What this task involves: Provide the data again exactly, including every line that follows.

(Items from an interface collection)
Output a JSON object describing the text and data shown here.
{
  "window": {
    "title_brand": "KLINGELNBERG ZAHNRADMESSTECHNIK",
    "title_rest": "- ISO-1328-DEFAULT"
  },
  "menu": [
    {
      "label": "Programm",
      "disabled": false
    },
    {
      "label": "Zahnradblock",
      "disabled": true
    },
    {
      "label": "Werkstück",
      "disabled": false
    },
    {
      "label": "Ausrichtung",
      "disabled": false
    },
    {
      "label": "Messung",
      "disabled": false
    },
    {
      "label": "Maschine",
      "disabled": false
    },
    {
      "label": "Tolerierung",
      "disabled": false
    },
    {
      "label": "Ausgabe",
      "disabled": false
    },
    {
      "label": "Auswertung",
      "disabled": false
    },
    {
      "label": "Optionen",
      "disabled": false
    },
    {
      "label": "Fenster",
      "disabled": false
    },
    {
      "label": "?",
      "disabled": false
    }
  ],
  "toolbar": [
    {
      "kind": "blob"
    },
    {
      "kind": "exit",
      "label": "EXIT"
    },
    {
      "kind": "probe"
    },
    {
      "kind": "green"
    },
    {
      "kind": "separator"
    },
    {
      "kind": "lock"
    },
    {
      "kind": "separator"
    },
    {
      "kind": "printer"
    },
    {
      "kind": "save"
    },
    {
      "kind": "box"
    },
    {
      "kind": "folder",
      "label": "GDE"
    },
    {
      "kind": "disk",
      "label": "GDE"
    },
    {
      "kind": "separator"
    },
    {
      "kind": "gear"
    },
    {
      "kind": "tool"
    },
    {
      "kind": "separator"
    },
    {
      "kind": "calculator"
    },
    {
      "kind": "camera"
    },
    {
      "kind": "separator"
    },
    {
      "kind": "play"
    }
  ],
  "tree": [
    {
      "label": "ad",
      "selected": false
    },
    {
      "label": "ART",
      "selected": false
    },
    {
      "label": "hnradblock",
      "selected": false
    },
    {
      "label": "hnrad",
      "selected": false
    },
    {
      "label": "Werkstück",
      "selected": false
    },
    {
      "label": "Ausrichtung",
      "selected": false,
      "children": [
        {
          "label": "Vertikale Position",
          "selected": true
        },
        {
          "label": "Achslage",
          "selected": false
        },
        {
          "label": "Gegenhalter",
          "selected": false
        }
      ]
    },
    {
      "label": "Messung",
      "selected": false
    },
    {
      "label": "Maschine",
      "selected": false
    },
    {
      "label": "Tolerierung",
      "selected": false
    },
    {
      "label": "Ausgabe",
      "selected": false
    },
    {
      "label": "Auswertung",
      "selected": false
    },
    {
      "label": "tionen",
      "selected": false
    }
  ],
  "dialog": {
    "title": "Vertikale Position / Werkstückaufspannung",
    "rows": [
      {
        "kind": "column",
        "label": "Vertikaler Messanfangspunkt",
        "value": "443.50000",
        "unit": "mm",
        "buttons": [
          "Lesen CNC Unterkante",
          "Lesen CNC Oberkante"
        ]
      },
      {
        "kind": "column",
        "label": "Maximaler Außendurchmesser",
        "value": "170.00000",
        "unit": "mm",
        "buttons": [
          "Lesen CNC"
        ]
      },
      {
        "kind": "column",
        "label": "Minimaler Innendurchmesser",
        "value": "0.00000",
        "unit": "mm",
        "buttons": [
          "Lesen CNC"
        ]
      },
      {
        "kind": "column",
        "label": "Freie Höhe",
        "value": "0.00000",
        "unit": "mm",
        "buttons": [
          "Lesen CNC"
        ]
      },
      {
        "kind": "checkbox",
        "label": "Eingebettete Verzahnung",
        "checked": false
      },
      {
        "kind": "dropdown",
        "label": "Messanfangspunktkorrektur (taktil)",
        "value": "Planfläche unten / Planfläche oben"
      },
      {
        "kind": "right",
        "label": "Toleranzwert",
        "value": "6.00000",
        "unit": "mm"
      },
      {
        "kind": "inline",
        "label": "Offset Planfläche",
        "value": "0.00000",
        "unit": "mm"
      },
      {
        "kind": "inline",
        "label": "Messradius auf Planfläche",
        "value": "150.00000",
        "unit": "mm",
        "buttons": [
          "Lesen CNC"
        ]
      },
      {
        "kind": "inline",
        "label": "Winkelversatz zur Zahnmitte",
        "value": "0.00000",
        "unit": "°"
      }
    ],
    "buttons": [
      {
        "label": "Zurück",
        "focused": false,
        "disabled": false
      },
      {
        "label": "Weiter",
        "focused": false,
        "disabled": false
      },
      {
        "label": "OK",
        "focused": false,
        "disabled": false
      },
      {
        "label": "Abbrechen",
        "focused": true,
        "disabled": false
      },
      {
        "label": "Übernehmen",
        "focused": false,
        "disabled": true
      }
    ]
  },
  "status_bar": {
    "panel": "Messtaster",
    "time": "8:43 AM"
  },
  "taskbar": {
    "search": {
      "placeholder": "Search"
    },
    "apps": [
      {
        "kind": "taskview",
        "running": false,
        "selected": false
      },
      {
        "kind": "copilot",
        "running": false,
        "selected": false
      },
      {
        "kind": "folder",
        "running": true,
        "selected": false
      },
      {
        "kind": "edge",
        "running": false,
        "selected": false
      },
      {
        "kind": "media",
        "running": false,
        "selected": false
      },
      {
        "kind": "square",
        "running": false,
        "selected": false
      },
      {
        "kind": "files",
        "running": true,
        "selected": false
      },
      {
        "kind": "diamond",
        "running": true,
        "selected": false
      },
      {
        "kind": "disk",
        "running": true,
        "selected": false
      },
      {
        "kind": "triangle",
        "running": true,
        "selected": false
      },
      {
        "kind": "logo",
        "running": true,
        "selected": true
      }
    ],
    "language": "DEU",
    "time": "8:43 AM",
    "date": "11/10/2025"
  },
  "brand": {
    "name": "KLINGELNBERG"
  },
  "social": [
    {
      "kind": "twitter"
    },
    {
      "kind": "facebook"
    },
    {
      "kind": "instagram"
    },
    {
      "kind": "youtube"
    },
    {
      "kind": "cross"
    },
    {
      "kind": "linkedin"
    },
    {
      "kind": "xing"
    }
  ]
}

Result of the task:
Output a JSON object describing the text and data shown here.
{
  "window": {
    "title_brand": "KLINGELNBERG ZAHNRADMESSTECHNIK",
    "title_rest": "- ISO-1328-DEFAULT"
  },
  "menu": [
    {
      "label": "Programm",
      "disabled": false
    },
    {
      "label": "Zahnradblock",
      "disabled": true
    },
    {
      "label": "Werkstück",
      "disabled": false
    },
    {
      "label": "Ausrichtung",
      "disabled": false
    },
    {
      "label": "Messung",
      "disabled": false
    },
    {
      "label": "Maschine",
      "disabled": false
    },
    {
      "label": "Tolerierung",
      "disabled": false
    },
    {
      "label": "Ausgabe",
      "disabled": false
    },
    {
      "label": "Auswertung",
      "disabled": false
    },
    {
      "label": "Optionen",
      "disabled": false
    },
    {
      "label": "Fenster",
      "disabled": false
    },
    {
      "label": "?",
      "disabled": false
    }
  ],
  "toolbar": [
    {
      "kind": "blob"
    },
    {
      "kind": "exit",
      "label": "EXIT"
    },
    {
      "kind": "probe"
    },
    {
      "kind": "green"
    },
    {
      "kind": "separator"
    },
    {
      "kind": "lock"
    },
    {
      "kind": "separator"
    },
    {
      "kind": "printer"
    },
    {
      "kind": "save"
    },
    {
      "kind": "box"
    },
    {
      "kind": "folder",
      "label": "GDE"
    },
    {
      "kind": "disk",
      "label": "GDE"
    },
    {
      "kind": "separator"
    },
    {
      "kind": "gear"
    },
    {
      "kind": "tool"
    },
    {
      "kind": "separator"
    },
    {
      "kind": "calculator"
    },
    {
      "kind": "camera"
    },
    {
      "kind": "separator"
    },
    {
      "kind": "play"
    }
  ],
  "tree": [
    {
      "label": "ad",
      "selected": false
    },
    {
      "label": "ART",
      "selected": false
    },
    {
      "label": "hnradblock",
      "selected": false
    },
    {
      "label": "hnrad",
      "selected": false
    },
    {
      "label": "Werkstück",
      "selected": false
    },
    {
      "label": "Ausrichtung",
      "selected": false,
      "children": [
        {
          "label": "Vertikale Position",
          "selected": true
        },
        {
          "label": "Achslage",
          "selected": false
        },
        {
          "label": "Gegenhalter",
          "selected": false
        }
      ]
    },
    {
      "label": "Messung",
      "selected": false
    },
    {
      "label": "Maschine",
      "selected": false
    },
    {
      "label": "Tolerierung",
      "selected": false
    },
    {
      "label": "Ausgabe",
      "selected": false
    },
    {
      "label": "Auswertung",
      "selected": false
    },
    {
      "label": "tionen",
      "selected": false
    }
  ],
  "dialog": {
    "title": "Vertikale Position / Werkstückaufspannung",
    "rows": [
      {
        "kind": "column",
        "label": "Vertikaler Messanfangspunkt",
        "value": "443.50000",
        "unit": "mm",
        "buttons": [
          "Lesen CNC Unterkante",
          "Lesen CNC Oberkante"
        ]
      },
      {
        "kind": "column",
        "label": "Maximaler Außendurchmesser",
        "value": "170.00000",
        "unit": "mm",
        "buttons": [
          "Lesen CNC"
        ]
      },
      {
        "kind": "column",
        "label": "Minimaler Innendurchmesser",
        "value": "0.00000",
        "unit": "mm",
        "buttons": [
          "Lesen CNC"
        ]
      },
      {
        "kind": "column",
        "label": "Freie Höhe",
        "value": "0.00000",
        "unit": "mm",
        "buttons": [
          "Lesen CNC"
        ]
      },
      {
        "kind": "checkbox",
        "label": "Eingebettete Verzahnung",
        "checked": false
      },
      {
        "kind": "dropdown",
        "label": "Messanfangspunktkorrektur (taktil)",
        "value": "Planfläche unten / Planfläche oben"
      },
      {
        "kind": "right",
        "label": "Toleranzwert",
        "value": "6.00000",
        "unit": "mm"
      },
      {
        "kind": "inline",
        "label": "Offset Planfläche",
        "value": "0.00000",
        "unit": "mm"
      },
      {
        "kind": "inline",
        "label": "Messradius auf Planfläche",
        "value": "150.00000",
        "unit": "mm",
        "buttons": [
          "Lesen CNC"
        ]
      },
      {
        "kind": "inline",
        "label": "Winkelversatz zur Zahnmitte",
        "value": "0.00000",
        "unit": "°"
      }
    ],
    "buttons": [
      {
        "label": "Zurück",
        "focused": false,
        "disabled": false
      },
      {
        "label": "Weiter",
        "focused": false,
        "disabled": false
      },
      {
        "label": "OK",
        "focused": false,
        "disabled": false
      },
      {
        "label": "Abbrechen",
        "focused": true,
        "disabled": false
      },
      {
        "label": "Übernehmen",
        "focused": false,
        "disabled": true
      }
    ]
  },
  "status_bar": {
    "panel": "Messtaster",
    "time": "8:43 AM"
  },
  "taskbar": {
    "search": {
      "placeholder": "Search"
    },
    "apps": [
      {
        "kind": "taskview",
        "running": false,
        "selected": false
      },
      {
        "kind": "copilot",
        "running": false,
        "selected": false
      },
      {
        "kind": "folder",
        "running": true,
        "selected": false
      },
      {
        "kind": "edge",
        "running": false,
        "selected": false
      },
      {
        "kind": "media",
        "running": false,
        "selected": false
      },
      {
        "kind": "square",
        "running": false,
        "selected": false
      },
      {
        "kind": "files",
        "running": true,
        "selected": false
      },
      {
        "kind": "diamond",
        "running": true,
        "selected": false
      },
      {
        "kind": "disk",
        "running": true,
        "selected": false
      },
      {
        "kind": "triangle",
        "running": true,
        "selected": false
      },
      {
        "kind": "logo",
        "running": true,
        "selected": true
      }
    ],
    "language": "DEU",
    "time": "8:43 AM",
    "date": "11/10/2025"
  },
  "brand": {
    "name": "KLINGELNBERG"
  },
  "social": [
    {
      "kind": "twitter"
    },
    {
      "kind": "facebook"
    },
    {
      "kind": "instagram"
    },
    {
      "kind": "youtube"
    },
    {
      "kind": "cross"
    },
    {
      "kind": "linkedin"
    },
    {
      "kind": "xing"
    }
  ]
}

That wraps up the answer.